Greetings All! Welcome to “To Be A Problem: Outcast Subjectivity and Black Literary Production”. I look forward to working with you all to create a democratic and dynamic space of learning.

While during the course I hope we will be practicing (and defining) “literary production”, my intention is NOT to reproduce the other topic of the course, “Outcast Subjectivity”, through our new and growing relationships to each other.

To that end in addition to introducing yourselves, I would like for everyone to read over the following “ground rules” that poet/teacher/journalist/activist June Jordan created for her course “Poetry for the People”.

It is copied below, but if you’d like to print your own copy (for reading purposes…or to use in your communities) click here: p4p-groundrules.pdf
Comment and let us all know how you think these ground rules may or may not apply to this online course. How is what you hope to do here similar to the vision of Poetry for the People? How are our circumstances different? What ground rules will be necessary for you to participate fully here? Looking forward to hearing from you soon!

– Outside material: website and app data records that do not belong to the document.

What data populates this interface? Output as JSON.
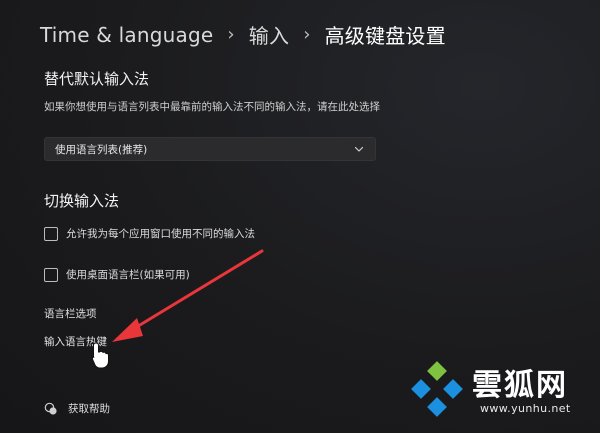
{
  "breadcrumb": {
    "items": [
      "Time & language",
      "输入"
    ],
    "current": "高级键盘设置",
    "separator": "›"
  },
  "override_section": {
    "title": "替代默认输入法",
    "description": "如果你想使用与语言列表中最靠前的输入法不同的输入法，请在此处选择",
    "dropdown": {
      "value": "使用语言列表(推荐)"
    }
  },
  "switch_section": {
    "title": "切换输入法",
    "options": [
      {
        "label": "允许我为每个应用窗口使用不同的输入法",
        "checked": false
      },
      {
        "label": "使用桌面语言栏(如果可用)",
        "checked": false
      }
    ]
  },
  "links": {
    "language_bar_options": "语言栏选项",
    "input_hotkeys": "输入语言热键"
  },
  "help": {
    "label": "获取帮助"
  },
  "watermark": {
    "text": "雲狐网",
    "url": "www.yunhu.net"
  },
  "colors": {
    "background": "#1c1c1e",
    "arrow": "#e8363a",
    "watermark_blue": "#1b8fe0",
    "watermark_green": "#7fc241"
  },
  "icons": {
    "dropdown": "chevron-down-icon",
    "help": "help-chat-icon",
    "cursor": "hand-pointer-icon",
    "annotation": "red-arrow-annotation"
  }
}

Poetry for the people is a program for political and
artistic empowerment of students. It is motivated by
the moral wish to mitigate the invisibility and the
imposed silence of those less privileged than we.
Originating inside a public institution, and enjoying
full academic accreditation, there are certain ground
rules that must be respected inside this experimental
and hopeful society:
1. “The People” shall not be defined as a group
excluding or derogating anyone on the basis of
race, religion, ethnicity, language, sexual
orientation, class or age.
2. “The People” shall consciously undertake to
respect and encourage each other to feel safe
enough to attempt the building of a community of
trust in which all may try to be truthful and
deeply serious in the messages they craft for the
world to contemplate.
3. Poetry for the People rest upon a belief that the
art of telling the truth is a necessary and healthy
way to create powerful and positive, connections
among people who, otherwise remain (unknown
or unaware) strangers. The goal is not to kill
connections, but rather to create and to deepen
them among truly different men and women.
All teaching and writing within this program shall seek
to honor this belief.
-June Jordan, Poetry for the People, 2000